• _Exercise objective_
The records below are to be quoted in full; please keep every word exact.

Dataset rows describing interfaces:
──────

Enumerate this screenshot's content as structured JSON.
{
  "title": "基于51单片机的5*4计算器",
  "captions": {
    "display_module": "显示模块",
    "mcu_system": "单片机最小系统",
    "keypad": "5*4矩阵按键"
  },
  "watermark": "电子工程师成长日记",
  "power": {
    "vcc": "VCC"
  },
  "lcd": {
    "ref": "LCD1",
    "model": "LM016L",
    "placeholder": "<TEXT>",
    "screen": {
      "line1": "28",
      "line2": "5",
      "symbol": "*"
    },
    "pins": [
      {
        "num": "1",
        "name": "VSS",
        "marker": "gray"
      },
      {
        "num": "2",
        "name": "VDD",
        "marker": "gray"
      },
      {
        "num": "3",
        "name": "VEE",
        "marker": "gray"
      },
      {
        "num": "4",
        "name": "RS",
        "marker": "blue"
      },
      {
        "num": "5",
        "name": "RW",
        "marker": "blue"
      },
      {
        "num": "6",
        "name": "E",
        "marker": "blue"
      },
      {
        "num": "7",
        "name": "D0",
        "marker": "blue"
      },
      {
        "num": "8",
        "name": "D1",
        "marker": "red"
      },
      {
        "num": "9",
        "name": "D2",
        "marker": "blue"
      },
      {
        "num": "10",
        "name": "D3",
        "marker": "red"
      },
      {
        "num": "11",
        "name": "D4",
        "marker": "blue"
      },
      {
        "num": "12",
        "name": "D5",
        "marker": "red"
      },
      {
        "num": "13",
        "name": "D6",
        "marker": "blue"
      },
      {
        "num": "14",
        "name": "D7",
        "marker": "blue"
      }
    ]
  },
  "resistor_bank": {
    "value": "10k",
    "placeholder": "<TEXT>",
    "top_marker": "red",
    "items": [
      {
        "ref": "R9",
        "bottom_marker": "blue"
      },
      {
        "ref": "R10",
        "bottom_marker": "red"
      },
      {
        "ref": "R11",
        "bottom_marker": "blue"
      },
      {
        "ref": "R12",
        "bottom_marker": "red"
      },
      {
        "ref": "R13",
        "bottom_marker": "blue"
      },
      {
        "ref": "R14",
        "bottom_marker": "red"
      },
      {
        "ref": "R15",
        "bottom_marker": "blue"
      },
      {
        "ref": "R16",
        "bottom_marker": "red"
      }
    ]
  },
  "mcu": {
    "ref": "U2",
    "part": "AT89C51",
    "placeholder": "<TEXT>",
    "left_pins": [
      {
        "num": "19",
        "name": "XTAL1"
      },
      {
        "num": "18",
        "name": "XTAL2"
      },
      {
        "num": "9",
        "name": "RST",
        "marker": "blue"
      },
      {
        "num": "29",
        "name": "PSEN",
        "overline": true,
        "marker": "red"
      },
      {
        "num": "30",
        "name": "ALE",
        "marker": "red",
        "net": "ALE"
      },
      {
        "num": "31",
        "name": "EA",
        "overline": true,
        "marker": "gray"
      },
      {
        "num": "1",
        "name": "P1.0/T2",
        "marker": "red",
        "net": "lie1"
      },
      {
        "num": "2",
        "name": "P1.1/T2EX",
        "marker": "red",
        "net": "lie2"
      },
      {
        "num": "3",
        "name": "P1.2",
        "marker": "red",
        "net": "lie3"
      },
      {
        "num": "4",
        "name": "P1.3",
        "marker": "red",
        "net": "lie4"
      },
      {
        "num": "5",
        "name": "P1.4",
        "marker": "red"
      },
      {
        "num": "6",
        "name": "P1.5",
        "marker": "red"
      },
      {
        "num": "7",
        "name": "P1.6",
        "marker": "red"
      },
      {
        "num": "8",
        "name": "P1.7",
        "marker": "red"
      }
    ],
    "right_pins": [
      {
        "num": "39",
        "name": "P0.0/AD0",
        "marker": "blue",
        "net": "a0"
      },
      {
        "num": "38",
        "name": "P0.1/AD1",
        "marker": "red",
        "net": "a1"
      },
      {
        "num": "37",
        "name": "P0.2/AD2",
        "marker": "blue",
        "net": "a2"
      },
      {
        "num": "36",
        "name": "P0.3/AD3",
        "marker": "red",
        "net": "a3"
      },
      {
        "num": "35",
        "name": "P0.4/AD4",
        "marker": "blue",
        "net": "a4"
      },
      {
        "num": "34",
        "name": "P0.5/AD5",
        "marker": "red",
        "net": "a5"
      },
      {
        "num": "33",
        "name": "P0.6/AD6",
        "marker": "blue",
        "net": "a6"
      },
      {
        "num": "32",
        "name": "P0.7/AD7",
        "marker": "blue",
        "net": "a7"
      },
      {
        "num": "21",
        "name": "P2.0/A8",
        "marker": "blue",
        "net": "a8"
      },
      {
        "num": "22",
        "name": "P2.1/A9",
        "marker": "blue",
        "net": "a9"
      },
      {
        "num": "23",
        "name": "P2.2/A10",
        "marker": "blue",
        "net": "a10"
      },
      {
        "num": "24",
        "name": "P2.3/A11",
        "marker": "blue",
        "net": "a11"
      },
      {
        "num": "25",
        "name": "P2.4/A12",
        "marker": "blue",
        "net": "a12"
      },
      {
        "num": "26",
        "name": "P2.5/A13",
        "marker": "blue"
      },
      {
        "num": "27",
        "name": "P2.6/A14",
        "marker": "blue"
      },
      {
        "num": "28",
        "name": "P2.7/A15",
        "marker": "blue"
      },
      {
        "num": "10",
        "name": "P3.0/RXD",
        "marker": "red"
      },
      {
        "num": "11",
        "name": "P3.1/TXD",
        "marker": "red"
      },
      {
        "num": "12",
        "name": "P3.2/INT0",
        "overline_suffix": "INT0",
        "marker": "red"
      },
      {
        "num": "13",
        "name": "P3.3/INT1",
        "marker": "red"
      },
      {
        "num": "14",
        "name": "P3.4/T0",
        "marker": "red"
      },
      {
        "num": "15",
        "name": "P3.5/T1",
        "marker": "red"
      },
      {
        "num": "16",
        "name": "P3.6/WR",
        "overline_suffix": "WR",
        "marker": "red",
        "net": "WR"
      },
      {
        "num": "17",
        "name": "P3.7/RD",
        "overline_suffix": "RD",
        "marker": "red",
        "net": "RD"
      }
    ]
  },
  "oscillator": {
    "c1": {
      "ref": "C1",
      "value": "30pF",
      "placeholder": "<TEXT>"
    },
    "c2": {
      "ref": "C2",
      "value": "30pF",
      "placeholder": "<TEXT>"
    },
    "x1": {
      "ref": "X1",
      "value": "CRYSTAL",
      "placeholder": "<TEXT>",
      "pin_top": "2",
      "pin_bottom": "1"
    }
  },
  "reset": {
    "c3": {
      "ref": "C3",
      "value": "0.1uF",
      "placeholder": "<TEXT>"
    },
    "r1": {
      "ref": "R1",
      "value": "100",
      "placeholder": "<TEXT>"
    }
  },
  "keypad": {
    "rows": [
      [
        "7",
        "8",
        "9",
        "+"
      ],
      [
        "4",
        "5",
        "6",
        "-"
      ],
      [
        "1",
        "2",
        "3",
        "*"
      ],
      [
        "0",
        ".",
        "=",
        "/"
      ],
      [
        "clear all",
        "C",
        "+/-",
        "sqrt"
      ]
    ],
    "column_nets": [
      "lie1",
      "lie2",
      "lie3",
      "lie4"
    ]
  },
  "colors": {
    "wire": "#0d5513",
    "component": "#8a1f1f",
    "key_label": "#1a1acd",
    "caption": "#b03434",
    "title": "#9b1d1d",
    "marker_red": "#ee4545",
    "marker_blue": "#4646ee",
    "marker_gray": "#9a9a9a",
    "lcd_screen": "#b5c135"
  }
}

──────

• _Output_
Enumerate this screenshot's content as structured JSON.
{
  "title": "基于51单片机的5*4计算器",
  "captions": {
    "display_module": "显示模块",
    "mcu_system": "单片机最小系统",
    "keypad": "5*4矩阵按键"
  },
  "watermark": "电子工程师成长日记",
  "power": {
    "vcc": "VCC"
  },
  "lcd": {
    "ref": "LCD1",
    "model": "LM016L",
    "placeholder": "<TEXT>",
    "screen": {
      "line1": "28",
      "line2": "5",
      "symbol": "*"
    },
    "pins": [
      {
        "num": "1",
        "name": "VSS",
        "marker": "gray"
      },
      {
        "num": "2",
        "name": "VDD",
        "marker": "gray"
      },
      {
        "num": "3",
        "name": "VEE",
        "marker": "gray"
      },
      {
        "num": "4",
        "name": "RS",
        "marker": "blue"
      },
      {
        "num": "5",
        "name": "RW",
        "marker": "blue"
      },
      {
        "num": "6",
        "name": "E",
        "marker": "blue"
      },
      {
        "num": "7",
        "name": "D0",
        "marker": "blue"
      },
      {
        "num": "8",
        "name": "D1",
        "marker": "red"
      },
      {
        "num": "9",
        "name": "D2",
        "marker": "blue"
      },
      {
        "num": "10",
        "name": "D3",
        "marker": "red"
      },
      {
        "num": "11",
        "name": "D4",
        "marker": "blue"
      },
      {
        "num": "12",
        "name": "D5",
        "marker": "red"
      },
      {
        "num": "13",
        "name": "D6",
        "marker": "blue"
      },
      {
        "num": "14",
        "name": "D7",
        "marker": "blue"
      }
    ]
  },
  "resistor_bank": {
    "value": "10k",
    "placeholder": "<TEXT>",
    "top_marker": "red",
    "items": [
      {
        "ref": "R9",
        "bottom_marker": "blue"
      },
      {
        "ref": "R10",
        "bottom_marker": "red"
      },
      {
        "ref": "R11",
        "bottom_marker": "blue"
      },
      {
        "ref": "R12",
        "bottom_marker": "red"
      },
      {
        "ref": "R13",
        "bottom_marker": "blue"
      },
      {
        "ref": "R14",
        "bottom_marker": "red"
      },
      {
        "ref": "R15",
        "bottom_marker": "blue"
      },
      {
        "ref": "R16",
        "bottom_marker": "red"
      }
    ]
  },
  "mcu": {
    "ref": "U2",
    "part": "AT89C51",
    "placeholder": "<TEXT>",
    "left_pins": [
      {
        "num": "19",
        "name": "XTAL1"
      },
      {
        "num": "18",
        "name": "XTAL2"
      },
      {
        "num": "9",
        "name": "RST",
        "marker": "blue"
      },
      {
        "num": "29",
        "name": "PSEN",
        "overline": true,
        "marker": "red"
      },
      {
        "num": "30",
        "name": "ALE",
        "marker": "red",
        "net": "ALE"
      },
      {
        "num": "31",
        "name": "EA",
        "overline": true,
        "marker": "gray"
      },
      {
        "num": "1",
        "name": "P1.0/T2",
        "marker": "red",
        "net": "lie1"
      },
      {
        "num": "2",
        "name": "P1.1/T2EX",
        "marker": "red",
        "net": "lie2"
      },
      {
        "num": "3",
        "name": "P1.2",
        "marker": "red",
        "net": "lie3"
      },
      {
        "num": "4",
        "name": "P1.3",
        "marker": "red",
        "net": "lie4"
      },
      {
        "num": "5",
        "name": "P1.4",
        "marker": "red"
      },
      {
        "num": "6",
        "name": "P1.5",
        "marker": "red"
      },
      {
        "num": "7",
        "name": "P1.6",
        "marker": "red"
      },
      {
        "num": "8",
        "name": "P1.7",
        "marker": "red"
      }
    ],
    "right_pins": [
      {
        "num": "39",
        "name": "P0.0/AD0",
        "marker": "blue",
        "net": "a0"
      },
      {
        "num": "38",
        "name": "P0.1/AD1",
        "marker": "red",
        "net": "a1"
      },
      {
        "num": "37",
        "name": "P0.2/AD2",
        "marker": "blue",
        "net": "a2"
      },
      {
        "num": "36",
        "name": "P0.3/AD3",
        "marker": "red",
        "net": "a3"
      },
      {
        "num": "35",
        "name": "P0.4/AD4",
        "marker": "blue",
        "net": "a4"
      },
      {
        "num": "34",
        "name": "P0.5/AD5",
        "marker": "red",
        "net": "a5"
      },
      {
        "num": "33",
        "name": "P0.6/AD6",
        "marker": "blue",
        "net": "a6"
      },
      {
        "num": "32",
        "name": "P0.7/AD7",
        "marker": "blue",
        "net": "a7"
      },
      {
        "num": "21",
        "name": "P2.0/A8",
        "marker": "blue",
        "net": "a8"
      },
      {
        "num": "22",
        "name": "P2.1/A9",
        "marker": "blue",
        "net": "a9"
      },
      {
        "num": "23",
        "name": "P2.2/A10",
        "marker": "blue",
        "net": "a10"
      },
      {
        "num": "24",
        "name": "P2.3/A11",
        "marker": "blue",
        "net": "a11"
      },
      {
        "num": "25",
        "name": "P2.4/A12",
        "marker": "blue",
        "net": "a12"
      },
      {
        "num": "26",
        "name": "P2.5/A13",
        "marker": "blue"
      },
      {
        "num": "27",
        "name": "P2.6/A14",
        "marker": "blue"
      },
      {
        "num": "28",
        "name": "P2.7/A15",
        "marker": "blue"
      },
      {
        "num": "10",
        "name": "P3.0/RXD",
        "marker": "red"
      },
      {
        "num": "11",
        "name": "P3.1/TXD",
        "marker": "red"
      },
      {
        "num": "12",
        "name": "P3.2/INT0",
        "overline_suffix": "INT0",
        "marker": "red"
      },
      {
        "num": "13",
        "name": "P3.3/INT1",
        "marker": "red"
      },
      {
        "num": "14",
        "name": "P3.4/T0",
        "marker": "red"
      },
      {
        "num": "15",
        "name": "P3.5/T1",
        "marker": "red"
      },
      {
        "num": "16",
        "name": "P3.6/WR",
        "overline_suffix": "WR",
        "marker": "red",
        "net": "WR"
      },
      {
        "num": "17",
        "name": "P3.7/RD",
        "overline_suffix": "RD",
        "marker": "red",
        "net": "RD"
      }
    ]
  },
  "oscillator": {
    "c1": {
      "ref": "C1",
      "value": "30pF",
      "placeholder": "<TEXT>"
    },
    "c2": {
      "ref": "C2",
      "value": "30pF",
      "placeholder": "<TEXT>"
    },
    "x1": {
      "ref": "X1",
      "value": "CRYSTAL",
      "placeholder": "<TEXT>",
      "pin_top": "2",
      "pin_bottom": "1"
    }
  },
  "reset": {
    "c3": {
      "ref": "C3",
      "value": "0.1uF",
      "placeholder": "<TEXT>"
    },
    "r1": {
      "ref": "R1",
      "value": "100",
      "placeholder": "<TEXT>"
    }
  },
  "keypad": {
    "rows": [
      [
        "7",
        "8",
        "9",
        "+"
      ],
      [
        "4",
        "5",
        "6",
        "-"
      ],
      [
        "1",
        "2",
        "3",
        "*"
      ],
      [
        "0",
        ".",
        "=",
        "/"
      ],
      [
        "clear all",
        "C",
        "+/-",
        "sqrt"
      ]
    ],
    "column_nets": [
      "lie1",
      "lie2",
      "lie3",
      "lie4"
    ]
  },
  "colors": {
    "wire": "#0d5513",
    "component": "#8a1f1f",
    "key_label": "#1a1acd",
    "caption": "#b03434",
    "title": "#9b1d1d",
    "marker_red": "#ee4545",
    "marker_blue": "#4646ee",
    "marker_gray": "#9a9a9a",
    "lcd_screen": "#b5c135"
  }
}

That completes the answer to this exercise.